And Now You Know: Passenger trains come to Orange, finally

Published 1:56 pm Wednesday, November 6, 2019

Mike Louviere

On September 1, 1856, a group of promoters met in Houston to discuss providing rail service to Orange. Their aim was to tap into the booming East Texas wood products industry. 

On that day the Sabine and Galveston Bay Railroad and Lumber incorporated. The main terminus of the line would be Madison. The railroad promoters hoped to have the line running by 1860. 

By 1858, both the town and the railroad had new names.

The post office objected to the name of the town because there was already a town named Madisonville northwest of Madison. The post office felt there would be confusion with two towns so closely named.

In January, the Texas legislature passed a bill changing the name of the town to Orange.

In Louisiana, another group of promoters had organized the New Orleans, Opelousas, and Great Western Railroad and on April 12, 1857 laid the last rails on a line between New Orleans and the Atchafalaya River.

The Texas promoters saw the possibility of an intercontinental system and changed the name of their railroad to the Texas and New Orleans Railroad in1858. 

On December 24, 1859, announced plans to connect to the Louisiana line.

Along with the announcement about connecting the two lines together, they also announced that there would be passenger service in the future.

Construction of the original Texas and New Orleans line cost about $30,000 per mile, this included station buildings and structures for fuel and water.

Rails at that time weighed 58 pounds to the yard. Modern rails weigh 113 to 115 pounds per yard.

The line from Beaumont to Orange was completed in 1861. There were no dedicated passenger trains. Passenger cars and freight cars rode behind the same locomotives.

Passengers traveling from Beaumont to New Orleans rode the train from Beaumont to Orange. At Orange, they changed to river steamers for the short run to Niblett’s Bluff. There they boarded stagecoaches for the trip to New Iberia. The next leg was from New Iberia to Brashear City (now Morgan City) by steamboat. At Brashear City they boarded a real passenger train for the remainder of the trip to New Orleans.

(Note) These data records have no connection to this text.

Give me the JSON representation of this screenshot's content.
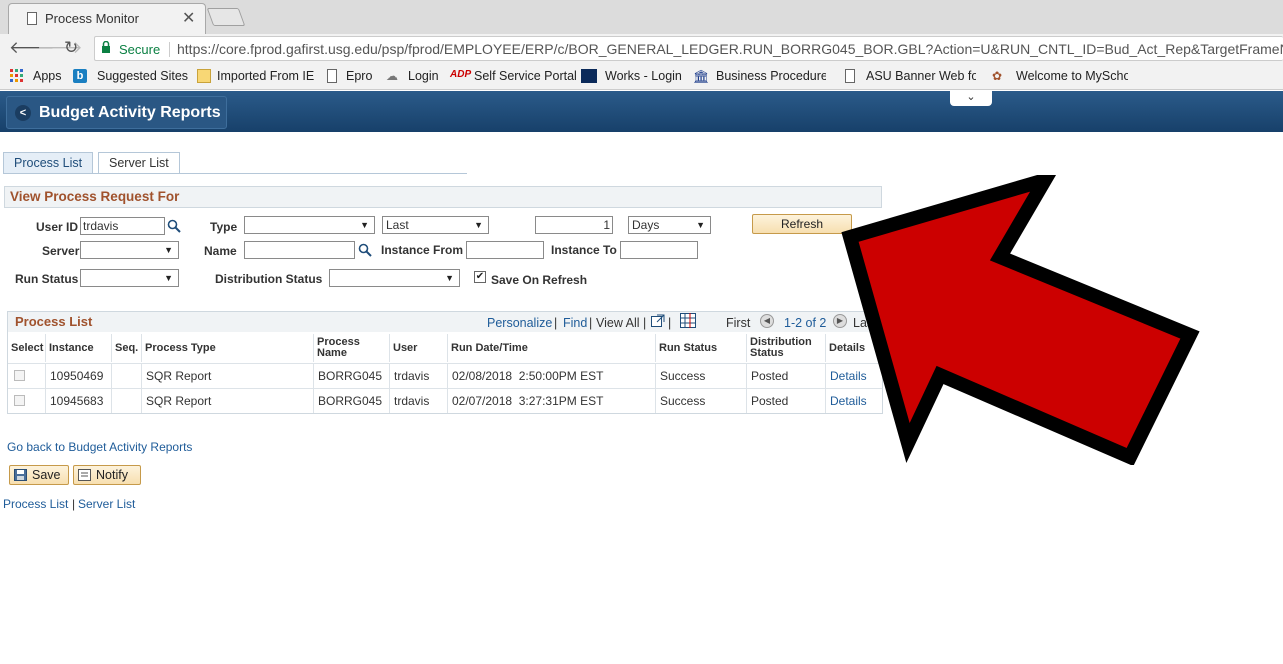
{
  "browser": {
    "tab_title": "Process Monitor",
    "tab_close": "✕",
    "secure_label": "Secure",
    "url": "https://core.fprod.gafirst.usg.edu/psp/fprod/EMPLOYEE/ERP/c/BOR_GENERAL_LEDGER.RUN_BORRG045_BOR.GBL?Action=U&RUN_CNTL_ID=Bud_Act_Rep&TargetFrameName=No",
    "bookmarks": [
      "Apps",
      "Suggested Sites",
      "Imported From IE",
      "Epro",
      "Login",
      "Self Service Portal",
      "Works - Login",
      "Business Procedures",
      "ASU Banner Web for",
      "Welcome to MySchoo"
    ]
  },
  "header": {
    "back_arrow": "<",
    "title": "Budget Activity Reports",
    "dropdown_glyph": "⌄"
  },
  "tabs": [
    {
      "label": "Process List"
    },
    {
      "label": "Server List"
    }
  ],
  "filters": {
    "group_title": "View Process Request For",
    "user_id_label": "User ID",
    "user_id_value": "trdavis",
    "type_label": "Type",
    "type_value": "",
    "last_value": "Last",
    "count_value": "1",
    "days_value": "Days",
    "refresh_label": "Refresh",
    "server_label": "Server",
    "server_value": "",
    "name_label": "Name",
    "name_value": "",
    "instance_from_label": "Instance From",
    "instance_from_value": "",
    "instance_to_label": "Instance To",
    "instance_to_value": "",
    "run_status_label": "Run Status",
    "run_status_value": "",
    "dist_status_label": "Distribution Status",
    "dist_status_value": "",
    "save_on_refresh_label": "Save On Refresh",
    "save_on_refresh_check": "✔"
  },
  "grid": {
    "title": "Process List",
    "personalize": "Personalize",
    "find": "Find",
    "view_all": "View All",
    "first": "First",
    "range": "1-2 of 2",
    "last": "Last",
    "columns": [
      "Select",
      "Instance",
      "Seq.",
      "Process Type",
      "Process Name",
      "User",
      "Run Date/Time",
      "Run Status",
      "Distribution Status",
      "Details"
    ],
    "rows": [
      {
        "instance": "10950469",
        "seq": "",
        "type": "SQR Report",
        "name": "BORRG045",
        "user": "trdavis",
        "datetime": "02/08/2018  2:50:00PM EST",
        "run_status": "Success",
        "dist_status": "Posted",
        "details": "Details"
      },
      {
        "instance": "10945683",
        "seq": "",
        "type": "SQR Report",
        "name": "BORRG045",
        "user": "trdavis",
        "datetime": "02/07/2018  3:27:31PM EST",
        "run_status": "Success",
        "dist_status": "Posted",
        "details": "Details"
      }
    ]
  },
  "footer": {
    "go_back": "Go back to Budget Activity Reports",
    "save": "Save",
    "notify": "Notify",
    "process_list": "Process List",
    "sep": "|",
    "server_list": "Server List"
  },
  "colors": {
    "arrow": "#cc0000",
    "header": "#1f4d7a",
    "group_title": "#a0522d"
  }
}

During the Civil War, Dick Dowling brought a group of his soldiers to Orange and ripped out a section of rail line west of Orange. The rails were used to build part of Fort Griffin at Sabine Pass, where Dowling and his 37 Irishmen defeated the Yankee invasion fleet.

Available records do not show when the freight lines started moving products in and out of Orange after the end of the war.

Available capital was raised to rebuild the line Dowling and his soldiers had removed and to complete the line between Beaumont and Houston.

On October 16, 1876, the first passenger only train came to Orange. The passenger line came down Front Street to the depot located where Fourth Street met the river.

It was a big event. Most of Orange turned out to witness the arrival of the train. Passengers disembarked and new passengers boarded the train.

There was no turnaround for the train, it had to back down the line it came in on. Most of the observers stayed to watch the train back down the line.

When the locomotive got to the point where the line turned to the north, the locomotive disconnected the cars and went onto a turntable. The little 2-2 locomotive was swung around towards Houston and reconnected to the passenger cars.

Five years later, the line between Orange and New Orleans was completed and passenger trains started running all the way between Houston and New Orleans.

Some years later, the Texas and New Orleans line was absorbed into and has remained part of the Southern Pacific Lines.

The depot at Fourth Street and the river was closed and business moved to the new depot on Green Avenue and 11th Street.

Passenger trains no longer stop at Orange, but they still pass the depot which has been restored and has a future as a site for community social events and museum.

“And now you know.”